The Effects of Stress and Executive Functions on Decision Making in an Executive Parallel Task
Independent thesis Advanced level (degree of Master (Two Years)), 20 credits / 30 HE creditsStudent thesis

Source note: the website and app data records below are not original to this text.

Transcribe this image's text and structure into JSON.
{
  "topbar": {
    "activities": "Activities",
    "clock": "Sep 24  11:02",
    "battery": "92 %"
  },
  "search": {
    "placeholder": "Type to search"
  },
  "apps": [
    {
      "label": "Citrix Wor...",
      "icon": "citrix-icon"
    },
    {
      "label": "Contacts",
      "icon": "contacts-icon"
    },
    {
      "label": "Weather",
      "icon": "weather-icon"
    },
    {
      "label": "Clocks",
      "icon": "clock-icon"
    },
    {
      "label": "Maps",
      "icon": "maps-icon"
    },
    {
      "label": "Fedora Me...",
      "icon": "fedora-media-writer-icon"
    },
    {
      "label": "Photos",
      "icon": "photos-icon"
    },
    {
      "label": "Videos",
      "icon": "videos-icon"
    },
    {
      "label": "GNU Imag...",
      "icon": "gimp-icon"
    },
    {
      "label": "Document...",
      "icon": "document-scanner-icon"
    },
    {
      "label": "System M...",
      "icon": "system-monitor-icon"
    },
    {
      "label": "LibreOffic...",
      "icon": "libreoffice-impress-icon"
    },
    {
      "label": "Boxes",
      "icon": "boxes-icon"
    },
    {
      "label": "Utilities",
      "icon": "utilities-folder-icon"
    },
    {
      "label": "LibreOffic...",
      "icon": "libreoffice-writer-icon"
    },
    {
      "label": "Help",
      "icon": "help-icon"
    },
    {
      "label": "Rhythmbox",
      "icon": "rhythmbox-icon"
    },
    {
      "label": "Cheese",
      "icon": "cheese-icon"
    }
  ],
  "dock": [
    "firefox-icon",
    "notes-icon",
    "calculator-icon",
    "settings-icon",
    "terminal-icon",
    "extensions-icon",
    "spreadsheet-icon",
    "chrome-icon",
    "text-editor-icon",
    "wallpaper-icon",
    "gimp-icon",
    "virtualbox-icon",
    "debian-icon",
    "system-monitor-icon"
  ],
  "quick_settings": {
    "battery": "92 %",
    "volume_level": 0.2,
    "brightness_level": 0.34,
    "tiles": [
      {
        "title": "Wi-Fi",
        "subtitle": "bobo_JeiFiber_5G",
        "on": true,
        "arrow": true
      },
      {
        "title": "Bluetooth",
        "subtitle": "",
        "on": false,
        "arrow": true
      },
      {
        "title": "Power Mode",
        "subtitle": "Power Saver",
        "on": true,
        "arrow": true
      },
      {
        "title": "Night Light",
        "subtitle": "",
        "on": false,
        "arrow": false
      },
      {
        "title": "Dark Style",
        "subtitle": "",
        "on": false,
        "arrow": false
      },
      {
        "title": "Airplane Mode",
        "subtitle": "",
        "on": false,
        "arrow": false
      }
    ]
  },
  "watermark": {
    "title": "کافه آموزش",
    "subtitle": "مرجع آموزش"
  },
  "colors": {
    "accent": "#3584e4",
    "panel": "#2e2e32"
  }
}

The aim of this study was to investigate the effects of acute stress on parallel task performance with the Game of Dice Task (GDT) to measure decision making and the Stroop test. Two previous studies have found that the combination of stress and a parallel task with the GDT and an executive functions task preserved performance on the GDT for a stress group compared to a control group. The purpose of this study was to create and use a new parallel task with the GDT and the stroop test to elucidate more information about the executive function contributions from the stroop test and to ensure that this parallel task preserves performance on the GDT for the stress group. Sixteen participants (Mean Age: 26.88) were randomly assigned to either a stress group with the Trier Social Stress Test (TSST) or the control group with the placebo-TSST. The Positive and Negative Affect Schedule (PANAS) and the State-Trait Anxiety Inventory (STAI) were given before and after the TSST or placebo-TSST and were used as stress indicators. The results showed a trend towards the stress group performing marginally better than the control group on the GDT but not significantly. There were no significant differences between the groups for accuracy on the Stroop test trial types. However, the stress group had significantly slower mean response times on the congruent trial type of the Stroop test, p < .05, though. This study has shown further evidence that stress and a parallel task together preserve performance on the GDT.
Place, publisher, year, edition, pages
2016. , 20 p.
stress, executive functions, parallel task
Psychology Other Social Sciences
IdentifiersURN: urn:nbn:se:umu:diva-124398OAI: oai:DiVA.org:umu-124398DiVA: diva2:951575